══ DATA IN THIS EXERCISE ══
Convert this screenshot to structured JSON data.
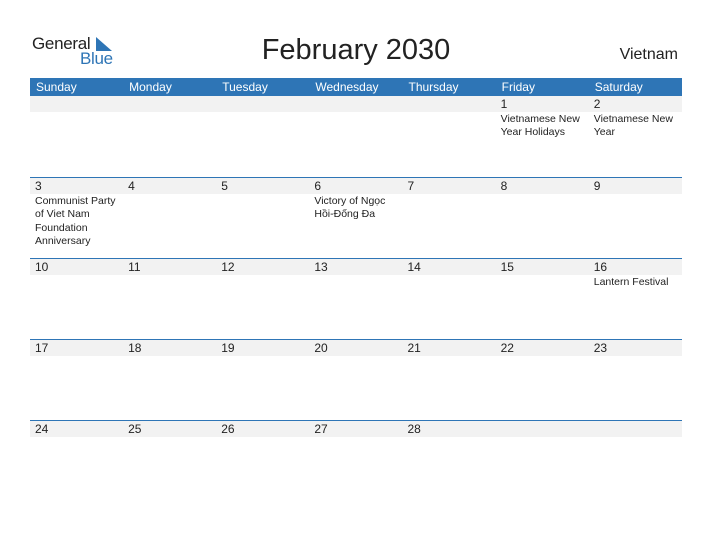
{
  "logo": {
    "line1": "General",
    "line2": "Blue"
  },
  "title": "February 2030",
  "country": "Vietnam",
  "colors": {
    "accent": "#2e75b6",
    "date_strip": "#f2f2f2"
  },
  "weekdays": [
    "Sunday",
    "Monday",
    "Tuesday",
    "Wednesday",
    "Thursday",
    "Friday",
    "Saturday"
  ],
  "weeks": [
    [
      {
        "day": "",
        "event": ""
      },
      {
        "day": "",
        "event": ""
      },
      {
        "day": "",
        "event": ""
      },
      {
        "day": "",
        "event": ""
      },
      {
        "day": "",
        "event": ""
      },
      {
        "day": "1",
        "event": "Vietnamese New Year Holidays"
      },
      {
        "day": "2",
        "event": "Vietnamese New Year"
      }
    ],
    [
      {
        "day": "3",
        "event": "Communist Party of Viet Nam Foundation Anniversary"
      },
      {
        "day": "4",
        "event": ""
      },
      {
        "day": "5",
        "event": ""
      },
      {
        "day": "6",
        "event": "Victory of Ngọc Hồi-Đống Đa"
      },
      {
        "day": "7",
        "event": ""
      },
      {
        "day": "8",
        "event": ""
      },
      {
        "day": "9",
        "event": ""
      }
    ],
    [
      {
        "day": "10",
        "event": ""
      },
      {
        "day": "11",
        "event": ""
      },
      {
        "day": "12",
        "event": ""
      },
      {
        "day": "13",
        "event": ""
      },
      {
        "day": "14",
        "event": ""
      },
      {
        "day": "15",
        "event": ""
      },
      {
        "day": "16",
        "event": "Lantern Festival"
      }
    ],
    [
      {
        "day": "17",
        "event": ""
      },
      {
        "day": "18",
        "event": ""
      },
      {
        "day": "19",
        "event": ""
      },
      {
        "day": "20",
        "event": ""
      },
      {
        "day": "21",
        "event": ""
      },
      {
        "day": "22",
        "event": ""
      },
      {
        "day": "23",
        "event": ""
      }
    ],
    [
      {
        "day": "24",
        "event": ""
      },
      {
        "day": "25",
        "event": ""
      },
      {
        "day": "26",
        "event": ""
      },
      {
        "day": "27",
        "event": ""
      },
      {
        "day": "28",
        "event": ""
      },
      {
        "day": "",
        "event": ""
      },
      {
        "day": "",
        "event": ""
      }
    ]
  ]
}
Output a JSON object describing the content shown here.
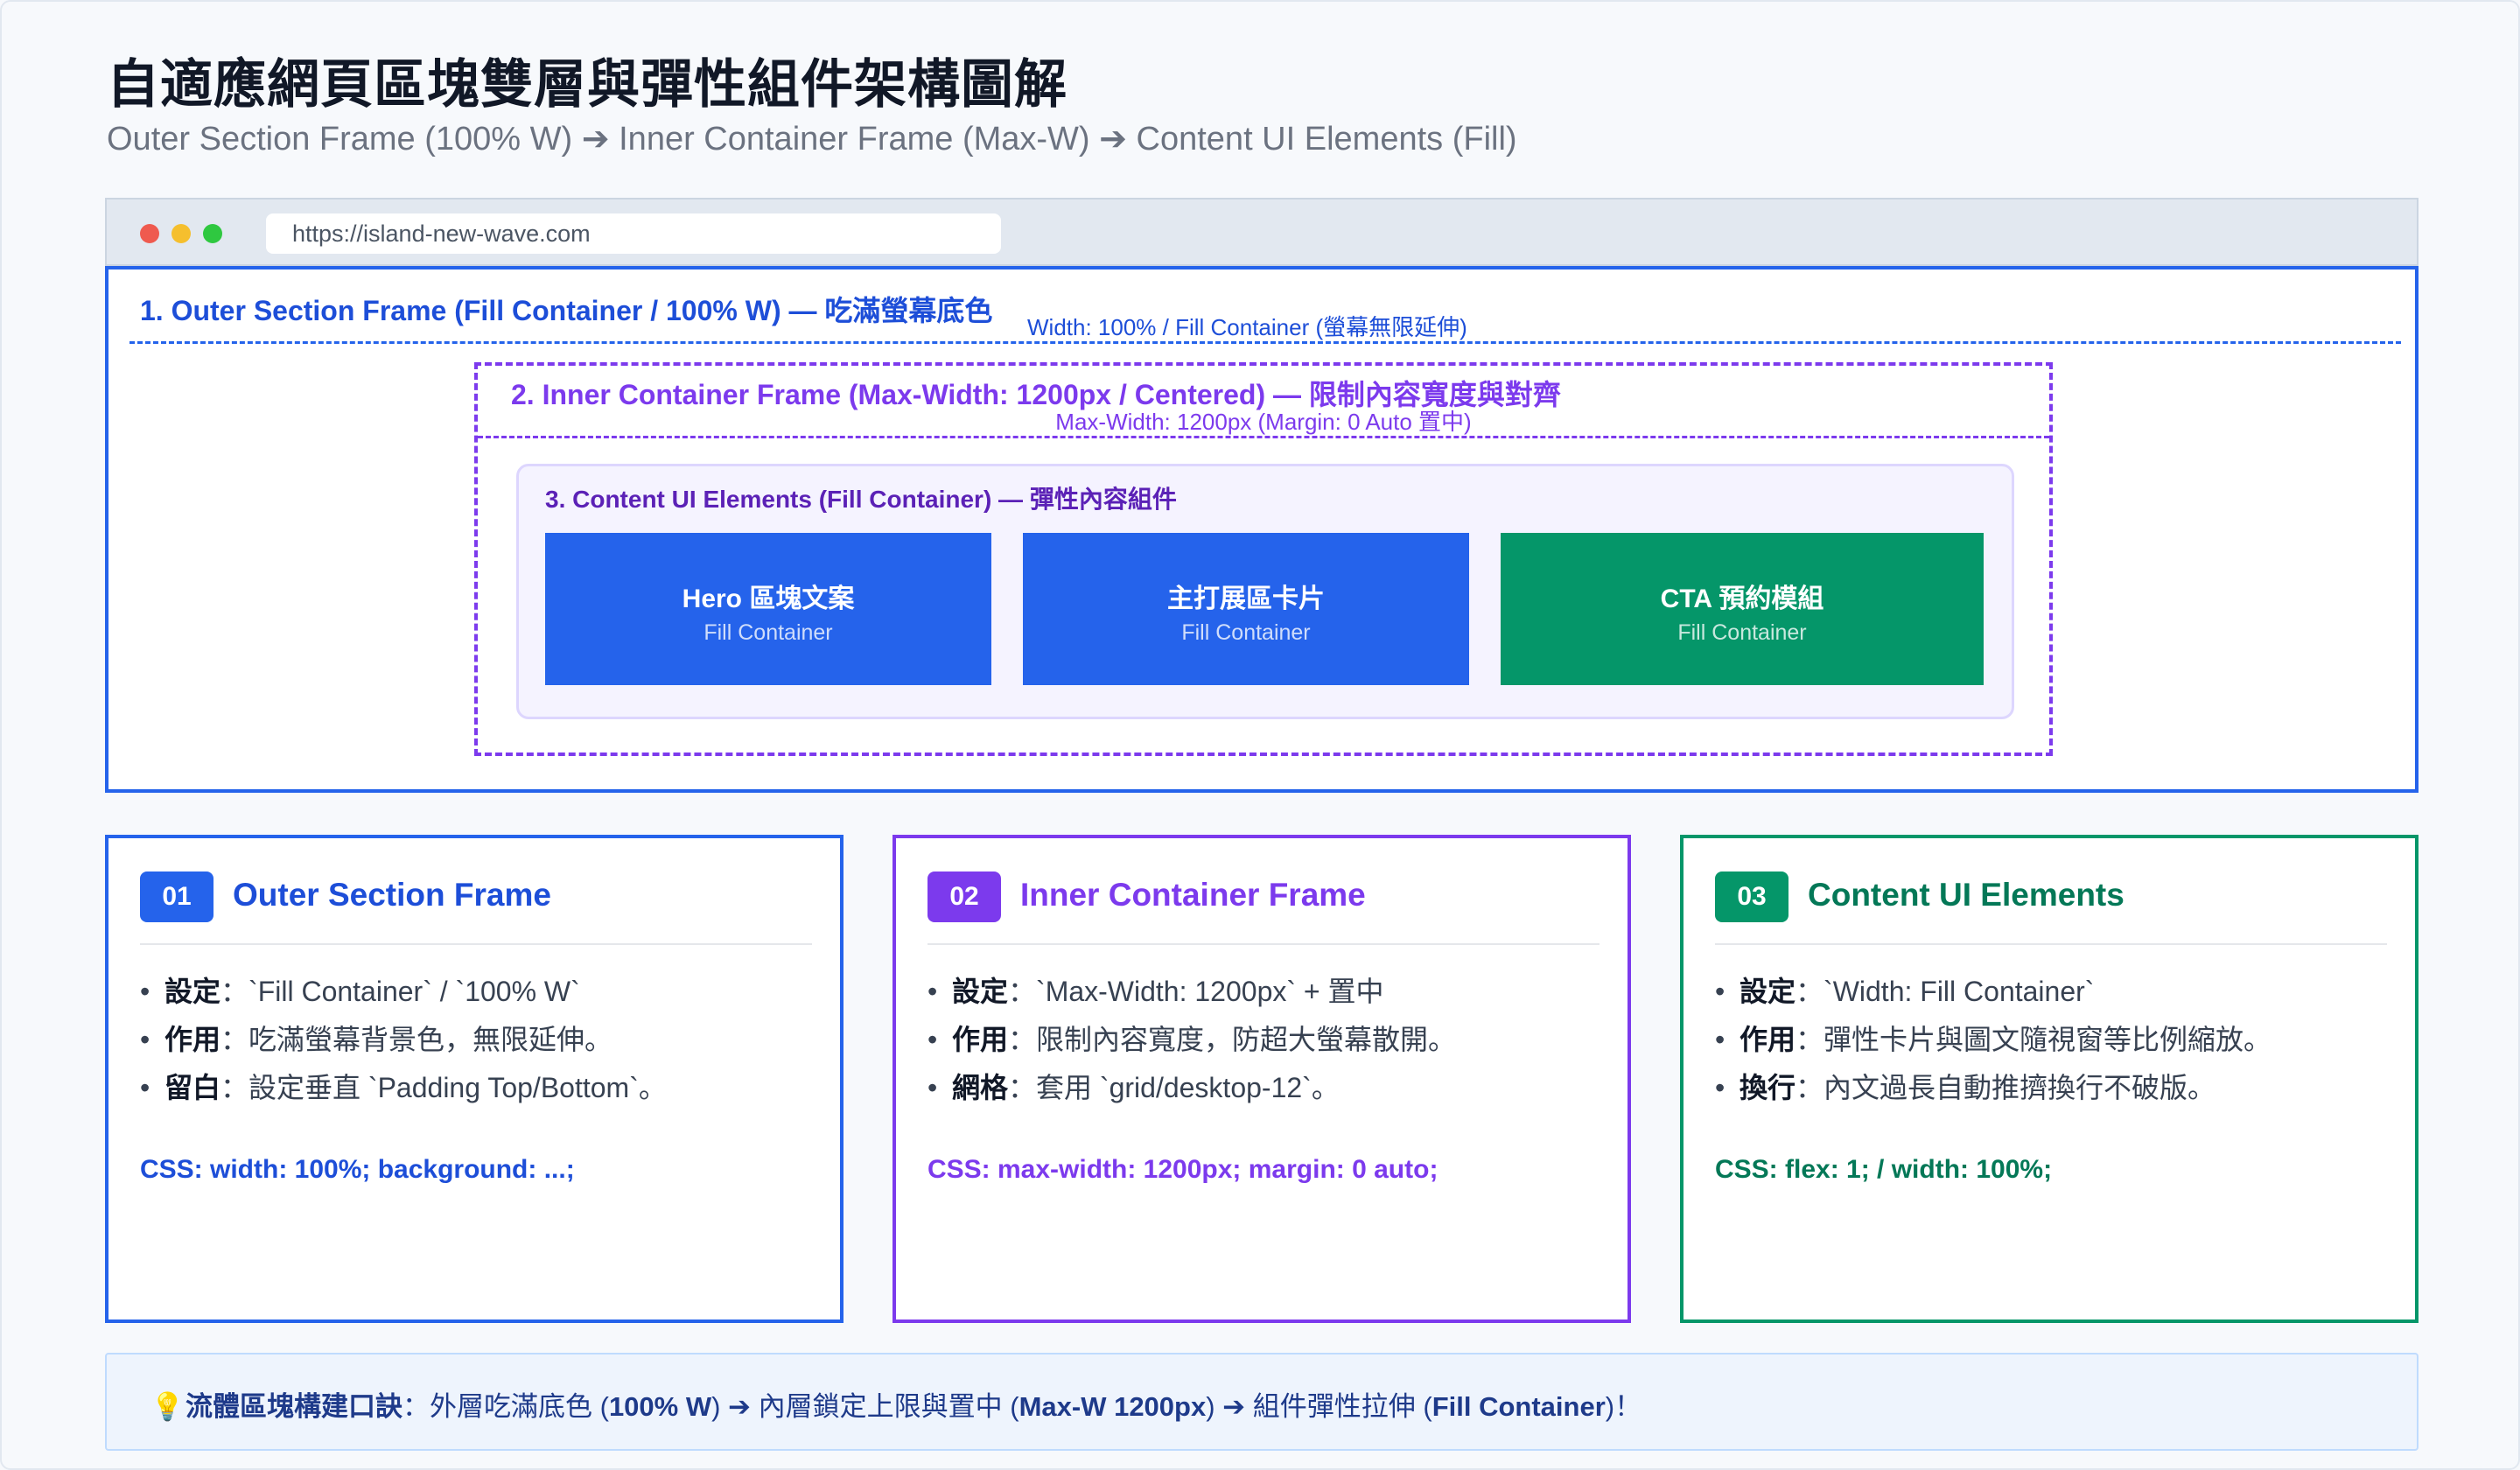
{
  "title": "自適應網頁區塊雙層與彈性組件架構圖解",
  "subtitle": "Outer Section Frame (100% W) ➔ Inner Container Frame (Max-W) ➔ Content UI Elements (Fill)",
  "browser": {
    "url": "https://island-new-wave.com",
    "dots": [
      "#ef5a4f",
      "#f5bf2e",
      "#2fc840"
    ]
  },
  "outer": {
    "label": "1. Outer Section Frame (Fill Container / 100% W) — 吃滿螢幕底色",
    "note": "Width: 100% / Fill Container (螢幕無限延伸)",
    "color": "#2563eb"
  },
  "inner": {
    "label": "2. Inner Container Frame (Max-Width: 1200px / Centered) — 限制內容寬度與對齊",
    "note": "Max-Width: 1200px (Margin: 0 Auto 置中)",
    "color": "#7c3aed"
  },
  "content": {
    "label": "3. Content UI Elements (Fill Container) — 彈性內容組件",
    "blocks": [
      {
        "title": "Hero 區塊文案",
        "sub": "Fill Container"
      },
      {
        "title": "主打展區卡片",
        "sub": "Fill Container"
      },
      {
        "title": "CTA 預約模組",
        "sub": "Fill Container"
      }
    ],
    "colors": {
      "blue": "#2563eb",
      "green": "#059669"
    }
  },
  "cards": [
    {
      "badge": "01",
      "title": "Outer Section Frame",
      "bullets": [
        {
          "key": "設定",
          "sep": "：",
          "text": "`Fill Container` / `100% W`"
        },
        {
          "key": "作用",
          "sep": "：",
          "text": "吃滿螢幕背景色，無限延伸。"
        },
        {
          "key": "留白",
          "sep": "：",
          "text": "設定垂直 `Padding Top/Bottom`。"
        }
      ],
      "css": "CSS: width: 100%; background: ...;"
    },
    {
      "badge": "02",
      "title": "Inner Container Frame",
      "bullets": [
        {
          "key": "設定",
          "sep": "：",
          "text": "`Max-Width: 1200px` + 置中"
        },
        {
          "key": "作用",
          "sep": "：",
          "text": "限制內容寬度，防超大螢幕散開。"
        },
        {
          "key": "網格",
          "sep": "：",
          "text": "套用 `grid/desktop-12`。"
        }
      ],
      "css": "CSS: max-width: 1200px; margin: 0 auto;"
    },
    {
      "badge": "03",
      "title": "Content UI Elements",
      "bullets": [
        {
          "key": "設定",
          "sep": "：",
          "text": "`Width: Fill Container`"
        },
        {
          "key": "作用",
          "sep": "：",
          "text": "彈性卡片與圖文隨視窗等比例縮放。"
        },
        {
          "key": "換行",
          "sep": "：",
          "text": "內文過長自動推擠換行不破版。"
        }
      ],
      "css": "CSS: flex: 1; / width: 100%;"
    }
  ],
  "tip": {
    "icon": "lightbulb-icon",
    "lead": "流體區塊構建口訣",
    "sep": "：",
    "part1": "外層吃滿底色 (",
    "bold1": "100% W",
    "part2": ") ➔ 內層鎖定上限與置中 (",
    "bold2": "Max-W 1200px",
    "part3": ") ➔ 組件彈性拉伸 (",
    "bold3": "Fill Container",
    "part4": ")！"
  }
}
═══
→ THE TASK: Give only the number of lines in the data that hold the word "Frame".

→ RESULT BELOW: 5